[Source data]

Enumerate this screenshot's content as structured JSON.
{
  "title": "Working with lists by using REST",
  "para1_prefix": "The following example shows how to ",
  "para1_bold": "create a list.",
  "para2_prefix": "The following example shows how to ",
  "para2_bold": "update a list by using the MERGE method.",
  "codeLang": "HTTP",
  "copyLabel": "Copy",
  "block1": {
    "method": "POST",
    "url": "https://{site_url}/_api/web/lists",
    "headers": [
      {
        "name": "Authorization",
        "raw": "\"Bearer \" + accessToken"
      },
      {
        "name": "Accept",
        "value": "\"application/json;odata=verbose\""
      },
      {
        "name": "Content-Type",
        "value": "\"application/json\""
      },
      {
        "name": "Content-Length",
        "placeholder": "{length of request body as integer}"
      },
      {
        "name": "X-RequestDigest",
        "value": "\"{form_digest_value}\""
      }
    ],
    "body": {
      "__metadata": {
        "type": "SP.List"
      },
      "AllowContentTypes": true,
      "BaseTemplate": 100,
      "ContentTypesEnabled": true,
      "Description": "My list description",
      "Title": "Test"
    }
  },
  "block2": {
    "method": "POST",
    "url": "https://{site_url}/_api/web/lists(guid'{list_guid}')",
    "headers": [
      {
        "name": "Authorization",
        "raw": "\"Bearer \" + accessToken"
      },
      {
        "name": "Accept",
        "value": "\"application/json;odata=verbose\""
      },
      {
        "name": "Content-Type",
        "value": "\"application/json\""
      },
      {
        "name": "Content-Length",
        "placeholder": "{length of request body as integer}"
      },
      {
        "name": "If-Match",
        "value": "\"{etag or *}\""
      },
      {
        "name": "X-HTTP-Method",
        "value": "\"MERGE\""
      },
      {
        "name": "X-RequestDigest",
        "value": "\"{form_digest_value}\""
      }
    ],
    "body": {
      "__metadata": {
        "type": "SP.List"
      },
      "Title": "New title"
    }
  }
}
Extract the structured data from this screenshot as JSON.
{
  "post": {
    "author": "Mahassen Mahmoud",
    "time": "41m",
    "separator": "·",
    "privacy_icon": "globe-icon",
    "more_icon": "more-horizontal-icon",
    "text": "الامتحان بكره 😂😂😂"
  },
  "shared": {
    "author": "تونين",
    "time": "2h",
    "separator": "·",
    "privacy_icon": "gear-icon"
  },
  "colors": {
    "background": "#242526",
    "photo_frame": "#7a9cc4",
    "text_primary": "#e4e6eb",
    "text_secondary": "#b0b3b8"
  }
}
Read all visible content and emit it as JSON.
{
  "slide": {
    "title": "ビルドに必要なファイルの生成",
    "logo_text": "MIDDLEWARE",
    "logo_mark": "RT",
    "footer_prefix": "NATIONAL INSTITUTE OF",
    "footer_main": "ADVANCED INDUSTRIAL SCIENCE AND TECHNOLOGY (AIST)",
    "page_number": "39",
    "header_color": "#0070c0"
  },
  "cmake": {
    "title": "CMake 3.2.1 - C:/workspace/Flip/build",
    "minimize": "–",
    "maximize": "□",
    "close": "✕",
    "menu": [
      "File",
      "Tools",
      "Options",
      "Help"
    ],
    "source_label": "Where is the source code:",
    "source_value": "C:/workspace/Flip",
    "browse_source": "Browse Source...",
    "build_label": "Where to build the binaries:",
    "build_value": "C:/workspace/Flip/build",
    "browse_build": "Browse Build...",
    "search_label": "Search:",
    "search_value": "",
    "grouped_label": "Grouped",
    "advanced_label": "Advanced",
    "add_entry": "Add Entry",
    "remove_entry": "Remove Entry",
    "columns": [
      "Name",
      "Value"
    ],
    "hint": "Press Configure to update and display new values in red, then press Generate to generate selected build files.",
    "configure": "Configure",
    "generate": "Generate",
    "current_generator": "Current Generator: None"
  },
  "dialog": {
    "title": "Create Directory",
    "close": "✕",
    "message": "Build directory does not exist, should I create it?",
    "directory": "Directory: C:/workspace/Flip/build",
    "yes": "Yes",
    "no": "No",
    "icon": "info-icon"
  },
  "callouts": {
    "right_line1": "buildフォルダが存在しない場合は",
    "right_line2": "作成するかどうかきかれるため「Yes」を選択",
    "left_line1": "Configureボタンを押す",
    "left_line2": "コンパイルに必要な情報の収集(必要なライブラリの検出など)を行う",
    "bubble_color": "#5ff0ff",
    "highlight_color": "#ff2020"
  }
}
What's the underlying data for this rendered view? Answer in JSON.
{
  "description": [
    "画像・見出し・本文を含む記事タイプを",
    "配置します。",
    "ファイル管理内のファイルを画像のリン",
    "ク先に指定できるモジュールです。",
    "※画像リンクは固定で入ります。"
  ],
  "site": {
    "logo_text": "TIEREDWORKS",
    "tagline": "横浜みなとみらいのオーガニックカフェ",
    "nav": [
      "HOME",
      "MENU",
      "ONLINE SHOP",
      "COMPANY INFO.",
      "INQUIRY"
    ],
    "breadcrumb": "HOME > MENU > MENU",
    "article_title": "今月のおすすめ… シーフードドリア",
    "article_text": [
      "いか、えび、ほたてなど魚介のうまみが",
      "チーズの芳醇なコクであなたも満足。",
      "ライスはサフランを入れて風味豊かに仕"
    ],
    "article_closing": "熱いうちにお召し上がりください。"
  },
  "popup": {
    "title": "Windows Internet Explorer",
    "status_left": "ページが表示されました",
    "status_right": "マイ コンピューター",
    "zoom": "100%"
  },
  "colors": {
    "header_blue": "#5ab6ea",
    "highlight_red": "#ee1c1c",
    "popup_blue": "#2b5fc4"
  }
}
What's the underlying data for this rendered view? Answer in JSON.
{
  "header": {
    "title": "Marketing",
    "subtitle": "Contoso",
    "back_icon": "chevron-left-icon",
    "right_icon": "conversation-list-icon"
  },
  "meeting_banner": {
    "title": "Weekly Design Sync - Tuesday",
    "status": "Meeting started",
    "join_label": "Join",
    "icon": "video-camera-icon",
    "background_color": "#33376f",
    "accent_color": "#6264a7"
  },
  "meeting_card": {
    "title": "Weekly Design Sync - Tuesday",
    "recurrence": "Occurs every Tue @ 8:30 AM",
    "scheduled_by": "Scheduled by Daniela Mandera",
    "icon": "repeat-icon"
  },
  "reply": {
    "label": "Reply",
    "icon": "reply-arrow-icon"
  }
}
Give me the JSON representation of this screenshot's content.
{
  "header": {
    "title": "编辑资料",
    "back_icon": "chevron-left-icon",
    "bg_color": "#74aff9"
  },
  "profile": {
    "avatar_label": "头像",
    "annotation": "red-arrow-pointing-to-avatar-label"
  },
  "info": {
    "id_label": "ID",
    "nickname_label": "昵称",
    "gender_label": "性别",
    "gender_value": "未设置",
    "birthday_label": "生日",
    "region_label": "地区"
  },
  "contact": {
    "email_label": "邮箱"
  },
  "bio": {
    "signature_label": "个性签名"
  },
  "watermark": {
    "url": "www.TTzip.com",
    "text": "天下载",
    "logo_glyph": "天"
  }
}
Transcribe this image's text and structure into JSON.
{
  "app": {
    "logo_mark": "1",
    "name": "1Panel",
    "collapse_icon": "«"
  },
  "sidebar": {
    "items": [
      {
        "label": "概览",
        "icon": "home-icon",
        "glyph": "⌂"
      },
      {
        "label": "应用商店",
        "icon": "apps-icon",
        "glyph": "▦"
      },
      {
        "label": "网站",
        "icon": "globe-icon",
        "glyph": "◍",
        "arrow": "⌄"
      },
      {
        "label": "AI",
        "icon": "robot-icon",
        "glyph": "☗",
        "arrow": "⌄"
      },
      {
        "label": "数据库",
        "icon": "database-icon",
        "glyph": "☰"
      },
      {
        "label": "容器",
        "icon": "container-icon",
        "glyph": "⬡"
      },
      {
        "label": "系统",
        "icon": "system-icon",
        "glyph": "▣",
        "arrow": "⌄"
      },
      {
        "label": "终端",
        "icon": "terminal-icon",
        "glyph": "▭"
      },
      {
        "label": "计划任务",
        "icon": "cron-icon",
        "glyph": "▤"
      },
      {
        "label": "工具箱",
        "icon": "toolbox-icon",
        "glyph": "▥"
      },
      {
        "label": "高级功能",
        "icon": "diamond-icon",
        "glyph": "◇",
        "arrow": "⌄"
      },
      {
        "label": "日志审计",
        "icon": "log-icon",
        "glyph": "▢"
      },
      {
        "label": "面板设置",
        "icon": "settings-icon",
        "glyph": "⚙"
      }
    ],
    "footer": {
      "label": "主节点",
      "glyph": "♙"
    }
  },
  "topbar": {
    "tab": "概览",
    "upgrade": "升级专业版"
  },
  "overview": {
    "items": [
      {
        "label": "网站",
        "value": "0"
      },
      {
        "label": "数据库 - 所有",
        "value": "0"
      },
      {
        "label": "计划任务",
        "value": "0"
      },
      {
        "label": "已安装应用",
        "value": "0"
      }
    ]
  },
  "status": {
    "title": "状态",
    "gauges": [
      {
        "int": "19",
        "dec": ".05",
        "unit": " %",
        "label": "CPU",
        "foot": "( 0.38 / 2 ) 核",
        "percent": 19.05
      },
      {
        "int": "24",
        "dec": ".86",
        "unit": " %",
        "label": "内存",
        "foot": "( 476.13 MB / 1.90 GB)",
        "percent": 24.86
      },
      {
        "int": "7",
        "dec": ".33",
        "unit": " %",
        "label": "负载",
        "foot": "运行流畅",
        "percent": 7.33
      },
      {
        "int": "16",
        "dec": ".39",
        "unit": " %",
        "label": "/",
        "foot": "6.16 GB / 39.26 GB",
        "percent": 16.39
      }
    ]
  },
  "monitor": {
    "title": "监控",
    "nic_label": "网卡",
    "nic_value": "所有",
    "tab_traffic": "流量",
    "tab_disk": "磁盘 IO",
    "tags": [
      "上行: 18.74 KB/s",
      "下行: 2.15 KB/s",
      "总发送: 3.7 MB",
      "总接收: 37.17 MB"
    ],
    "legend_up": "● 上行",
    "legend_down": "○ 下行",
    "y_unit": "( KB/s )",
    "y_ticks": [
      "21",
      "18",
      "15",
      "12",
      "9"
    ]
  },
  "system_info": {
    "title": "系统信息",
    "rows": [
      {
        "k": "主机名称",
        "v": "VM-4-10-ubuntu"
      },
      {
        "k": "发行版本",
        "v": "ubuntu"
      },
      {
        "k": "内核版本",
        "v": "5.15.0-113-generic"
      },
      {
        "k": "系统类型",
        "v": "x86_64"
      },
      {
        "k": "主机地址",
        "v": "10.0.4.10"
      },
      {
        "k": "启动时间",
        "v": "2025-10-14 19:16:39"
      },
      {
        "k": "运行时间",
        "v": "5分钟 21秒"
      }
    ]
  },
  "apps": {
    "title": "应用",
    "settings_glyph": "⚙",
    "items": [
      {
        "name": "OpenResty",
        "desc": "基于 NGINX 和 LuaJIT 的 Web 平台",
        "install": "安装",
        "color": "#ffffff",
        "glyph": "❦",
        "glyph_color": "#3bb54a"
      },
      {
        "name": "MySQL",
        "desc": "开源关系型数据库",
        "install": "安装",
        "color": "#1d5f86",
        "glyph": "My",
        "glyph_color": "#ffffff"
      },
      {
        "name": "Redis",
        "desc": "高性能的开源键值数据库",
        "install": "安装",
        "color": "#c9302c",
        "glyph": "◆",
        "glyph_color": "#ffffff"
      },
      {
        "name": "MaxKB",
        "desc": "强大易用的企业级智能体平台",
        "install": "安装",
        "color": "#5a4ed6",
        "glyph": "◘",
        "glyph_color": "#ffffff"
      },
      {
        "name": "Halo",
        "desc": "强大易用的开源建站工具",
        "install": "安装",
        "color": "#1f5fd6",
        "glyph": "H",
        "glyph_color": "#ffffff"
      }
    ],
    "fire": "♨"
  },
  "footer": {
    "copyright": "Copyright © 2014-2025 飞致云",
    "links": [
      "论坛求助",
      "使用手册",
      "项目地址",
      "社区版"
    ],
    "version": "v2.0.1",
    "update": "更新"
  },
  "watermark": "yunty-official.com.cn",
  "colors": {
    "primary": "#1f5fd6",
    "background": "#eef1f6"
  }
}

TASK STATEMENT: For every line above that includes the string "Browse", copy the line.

TASK RESPONSE:
    "browse_source": "Browse Source...",
    "browse_build": "Browse Build...",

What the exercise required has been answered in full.